For 21 years — and counting — Charlotte’s Providence Country Club has joined forces with Hospice of Union County.

When Providence hosted Hospice of Union County’s Griffin Motor Company Golf Tournament in May, old friends gathered, memories were shared, and record funds were raised. The event contributed $167,000 to Hospice of Union County, the largest amount ever raised for the organization.

Inspired by his personal experience with hospice care, Providence member Rob Kreisher started the event in 1996. From year one, the tournament has been held at Providence and has raised $1.8 million for the organization overall.

“Hospice took care of some of my family members, and I was so impressed with what they did,” he says. “They not only helped patients who were dying, but they taught the family about the process.”

One of the reasons this tournament is successful is because members are committed to playing it.

“We sell out every year,” says Kreisher. “People fly in from all over the country and most everyone comes back year after year.
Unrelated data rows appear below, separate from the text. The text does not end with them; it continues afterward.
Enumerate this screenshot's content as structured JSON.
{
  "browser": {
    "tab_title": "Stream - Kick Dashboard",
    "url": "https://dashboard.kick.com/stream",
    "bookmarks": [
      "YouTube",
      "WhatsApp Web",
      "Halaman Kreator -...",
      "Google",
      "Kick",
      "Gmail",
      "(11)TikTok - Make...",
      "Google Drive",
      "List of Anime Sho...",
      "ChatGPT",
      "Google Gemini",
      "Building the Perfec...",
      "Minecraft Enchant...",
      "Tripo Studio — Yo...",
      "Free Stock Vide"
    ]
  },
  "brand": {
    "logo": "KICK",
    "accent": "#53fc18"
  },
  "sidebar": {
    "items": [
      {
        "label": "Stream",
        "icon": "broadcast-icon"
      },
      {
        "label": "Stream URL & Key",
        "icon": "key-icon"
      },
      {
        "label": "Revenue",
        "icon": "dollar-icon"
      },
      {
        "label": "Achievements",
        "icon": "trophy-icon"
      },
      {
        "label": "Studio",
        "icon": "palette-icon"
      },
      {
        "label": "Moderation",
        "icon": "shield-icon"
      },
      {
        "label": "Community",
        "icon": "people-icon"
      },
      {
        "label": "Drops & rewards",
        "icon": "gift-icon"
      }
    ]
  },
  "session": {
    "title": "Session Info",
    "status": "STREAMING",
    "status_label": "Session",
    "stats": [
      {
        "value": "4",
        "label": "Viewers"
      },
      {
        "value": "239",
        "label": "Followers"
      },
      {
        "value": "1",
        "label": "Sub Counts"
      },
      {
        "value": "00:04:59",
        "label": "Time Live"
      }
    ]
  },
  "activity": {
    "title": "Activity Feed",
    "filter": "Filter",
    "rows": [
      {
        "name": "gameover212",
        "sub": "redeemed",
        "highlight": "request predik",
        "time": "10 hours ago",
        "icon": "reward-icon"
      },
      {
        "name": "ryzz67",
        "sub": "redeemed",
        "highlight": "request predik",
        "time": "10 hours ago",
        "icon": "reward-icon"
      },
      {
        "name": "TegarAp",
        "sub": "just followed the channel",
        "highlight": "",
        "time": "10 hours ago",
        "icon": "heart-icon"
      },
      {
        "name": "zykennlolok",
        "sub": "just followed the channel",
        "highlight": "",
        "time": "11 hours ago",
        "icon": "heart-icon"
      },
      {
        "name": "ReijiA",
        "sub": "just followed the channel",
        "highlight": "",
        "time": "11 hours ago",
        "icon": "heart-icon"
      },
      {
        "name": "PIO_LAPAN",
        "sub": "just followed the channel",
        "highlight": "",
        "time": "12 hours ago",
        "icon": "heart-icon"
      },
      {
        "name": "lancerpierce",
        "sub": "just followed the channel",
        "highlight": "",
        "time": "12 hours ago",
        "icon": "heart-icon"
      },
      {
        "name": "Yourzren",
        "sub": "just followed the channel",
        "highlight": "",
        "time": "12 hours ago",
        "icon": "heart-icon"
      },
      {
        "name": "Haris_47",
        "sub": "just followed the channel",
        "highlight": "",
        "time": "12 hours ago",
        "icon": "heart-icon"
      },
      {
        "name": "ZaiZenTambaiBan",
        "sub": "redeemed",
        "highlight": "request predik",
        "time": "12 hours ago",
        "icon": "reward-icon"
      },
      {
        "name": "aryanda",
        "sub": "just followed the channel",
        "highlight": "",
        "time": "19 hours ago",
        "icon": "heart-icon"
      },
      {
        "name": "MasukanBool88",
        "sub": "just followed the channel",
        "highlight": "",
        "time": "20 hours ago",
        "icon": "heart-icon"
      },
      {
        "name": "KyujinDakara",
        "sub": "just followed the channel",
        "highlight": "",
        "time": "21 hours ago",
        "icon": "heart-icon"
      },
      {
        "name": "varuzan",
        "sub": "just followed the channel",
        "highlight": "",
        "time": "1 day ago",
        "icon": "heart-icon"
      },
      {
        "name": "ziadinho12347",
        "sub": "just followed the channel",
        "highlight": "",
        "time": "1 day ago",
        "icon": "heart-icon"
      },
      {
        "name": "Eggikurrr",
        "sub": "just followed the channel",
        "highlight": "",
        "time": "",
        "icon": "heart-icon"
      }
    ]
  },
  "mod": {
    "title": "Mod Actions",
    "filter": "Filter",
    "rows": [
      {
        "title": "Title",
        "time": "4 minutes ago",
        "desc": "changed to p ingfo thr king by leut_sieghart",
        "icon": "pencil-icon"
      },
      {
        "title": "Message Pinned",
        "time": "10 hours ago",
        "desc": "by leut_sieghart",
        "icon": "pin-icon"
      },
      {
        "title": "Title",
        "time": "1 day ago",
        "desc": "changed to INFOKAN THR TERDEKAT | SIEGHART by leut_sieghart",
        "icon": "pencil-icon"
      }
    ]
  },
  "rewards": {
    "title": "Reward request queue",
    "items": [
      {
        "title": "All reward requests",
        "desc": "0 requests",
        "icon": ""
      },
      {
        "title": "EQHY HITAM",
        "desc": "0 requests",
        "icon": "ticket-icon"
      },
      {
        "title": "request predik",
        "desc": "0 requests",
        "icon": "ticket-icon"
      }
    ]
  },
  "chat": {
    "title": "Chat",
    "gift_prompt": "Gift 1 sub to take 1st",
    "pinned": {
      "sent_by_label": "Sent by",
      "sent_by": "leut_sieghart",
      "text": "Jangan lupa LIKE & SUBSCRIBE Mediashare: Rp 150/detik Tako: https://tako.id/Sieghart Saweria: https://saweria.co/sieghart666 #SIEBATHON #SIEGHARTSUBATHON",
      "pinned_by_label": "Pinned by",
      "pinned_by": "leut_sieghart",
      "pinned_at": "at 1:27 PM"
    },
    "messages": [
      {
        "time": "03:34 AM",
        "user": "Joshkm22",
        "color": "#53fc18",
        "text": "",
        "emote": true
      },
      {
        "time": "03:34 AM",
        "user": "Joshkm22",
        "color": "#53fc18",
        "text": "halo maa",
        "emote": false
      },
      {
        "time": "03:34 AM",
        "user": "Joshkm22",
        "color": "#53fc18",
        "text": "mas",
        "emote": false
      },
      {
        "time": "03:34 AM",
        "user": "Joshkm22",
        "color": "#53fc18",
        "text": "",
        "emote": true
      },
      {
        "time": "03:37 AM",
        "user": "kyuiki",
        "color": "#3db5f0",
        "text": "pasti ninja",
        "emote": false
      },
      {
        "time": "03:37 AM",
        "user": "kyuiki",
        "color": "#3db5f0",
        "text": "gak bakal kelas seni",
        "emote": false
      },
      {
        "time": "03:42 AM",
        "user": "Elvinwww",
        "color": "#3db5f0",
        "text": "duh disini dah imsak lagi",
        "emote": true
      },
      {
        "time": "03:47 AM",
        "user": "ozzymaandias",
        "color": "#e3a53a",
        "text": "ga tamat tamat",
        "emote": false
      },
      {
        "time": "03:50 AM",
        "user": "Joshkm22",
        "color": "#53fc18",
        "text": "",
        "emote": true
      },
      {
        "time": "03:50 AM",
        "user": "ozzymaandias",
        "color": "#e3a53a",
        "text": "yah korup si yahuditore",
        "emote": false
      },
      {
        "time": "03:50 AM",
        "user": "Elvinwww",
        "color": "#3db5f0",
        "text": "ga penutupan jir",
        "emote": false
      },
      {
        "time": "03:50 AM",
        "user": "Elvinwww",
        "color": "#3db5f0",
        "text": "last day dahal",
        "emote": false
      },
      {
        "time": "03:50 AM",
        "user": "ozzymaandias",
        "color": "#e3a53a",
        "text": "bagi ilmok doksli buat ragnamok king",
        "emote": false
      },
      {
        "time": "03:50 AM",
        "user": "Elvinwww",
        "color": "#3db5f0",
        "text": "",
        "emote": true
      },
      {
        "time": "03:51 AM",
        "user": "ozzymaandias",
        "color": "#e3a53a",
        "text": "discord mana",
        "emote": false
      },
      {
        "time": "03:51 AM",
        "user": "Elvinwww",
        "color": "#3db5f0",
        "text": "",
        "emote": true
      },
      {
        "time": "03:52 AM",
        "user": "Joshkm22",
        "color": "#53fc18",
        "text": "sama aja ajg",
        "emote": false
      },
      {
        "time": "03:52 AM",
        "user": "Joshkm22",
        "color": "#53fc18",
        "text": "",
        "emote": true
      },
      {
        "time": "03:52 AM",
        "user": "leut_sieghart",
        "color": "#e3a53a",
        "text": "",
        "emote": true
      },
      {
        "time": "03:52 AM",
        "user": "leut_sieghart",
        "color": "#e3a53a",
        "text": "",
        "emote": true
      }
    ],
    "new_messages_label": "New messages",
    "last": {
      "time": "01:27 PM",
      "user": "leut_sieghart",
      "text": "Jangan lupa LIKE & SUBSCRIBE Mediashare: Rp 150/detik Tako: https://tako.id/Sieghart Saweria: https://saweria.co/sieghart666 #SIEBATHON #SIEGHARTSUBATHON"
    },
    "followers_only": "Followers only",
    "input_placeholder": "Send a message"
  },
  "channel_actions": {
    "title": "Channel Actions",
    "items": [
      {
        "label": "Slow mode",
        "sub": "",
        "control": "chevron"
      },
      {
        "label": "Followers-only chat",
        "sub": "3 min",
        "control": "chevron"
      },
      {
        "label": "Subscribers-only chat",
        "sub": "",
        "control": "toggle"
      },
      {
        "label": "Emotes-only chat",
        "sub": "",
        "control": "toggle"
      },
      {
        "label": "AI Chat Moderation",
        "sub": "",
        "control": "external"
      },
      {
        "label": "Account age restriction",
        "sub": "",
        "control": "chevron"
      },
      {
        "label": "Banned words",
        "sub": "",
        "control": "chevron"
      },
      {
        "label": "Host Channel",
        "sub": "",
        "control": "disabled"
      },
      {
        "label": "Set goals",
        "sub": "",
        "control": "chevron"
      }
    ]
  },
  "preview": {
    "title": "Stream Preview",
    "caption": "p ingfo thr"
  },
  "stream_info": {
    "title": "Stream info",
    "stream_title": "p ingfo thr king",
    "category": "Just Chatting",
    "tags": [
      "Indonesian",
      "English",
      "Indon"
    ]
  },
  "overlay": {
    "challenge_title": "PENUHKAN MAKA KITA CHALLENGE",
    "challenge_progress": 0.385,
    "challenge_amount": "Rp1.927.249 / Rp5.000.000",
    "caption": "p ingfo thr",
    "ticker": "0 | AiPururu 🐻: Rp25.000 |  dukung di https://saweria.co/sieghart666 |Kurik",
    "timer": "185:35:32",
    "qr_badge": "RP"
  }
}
This is a charity that the players want to support. Before we present the check to Hospice of Union County, everyone’s always asking me, ‘What’s the check going to be?’ They under- stand the impact of what they’ve done.”

This year’s event began with a barbecue lunch overlooking the 18th hole, where family and friends purchased in-memory signs to honor loved ones.

“It’s a nice way to pay respect,” says Susanna Trotter, corporate communications associate for Carolinas HealthCare System.

Before the first tee-off, a bagpiper played two verses of “Amazing Grace,” followed by a balloon release on the back of the 18th green.

After the round, a dinner reception and silent auction capped the day. Items for bid included a football signed by Carolina Panthers linebacker Luke Kuechly as well as Lilly Pulitzer and Tory Burch items.

But the tournament is more than just a round of golf and an evening with friends.

“Every year, families tell us how much they enjoy the day, and they’re so glad to be a part of it,” says Trotter. “Tears are shed as everyone reminisces. They appreciate all that is done to raise funds because hospice helped their loved ones at the end of their lives. They appreciate that this keeps happening, and they’re given the chance to honor those special memories.”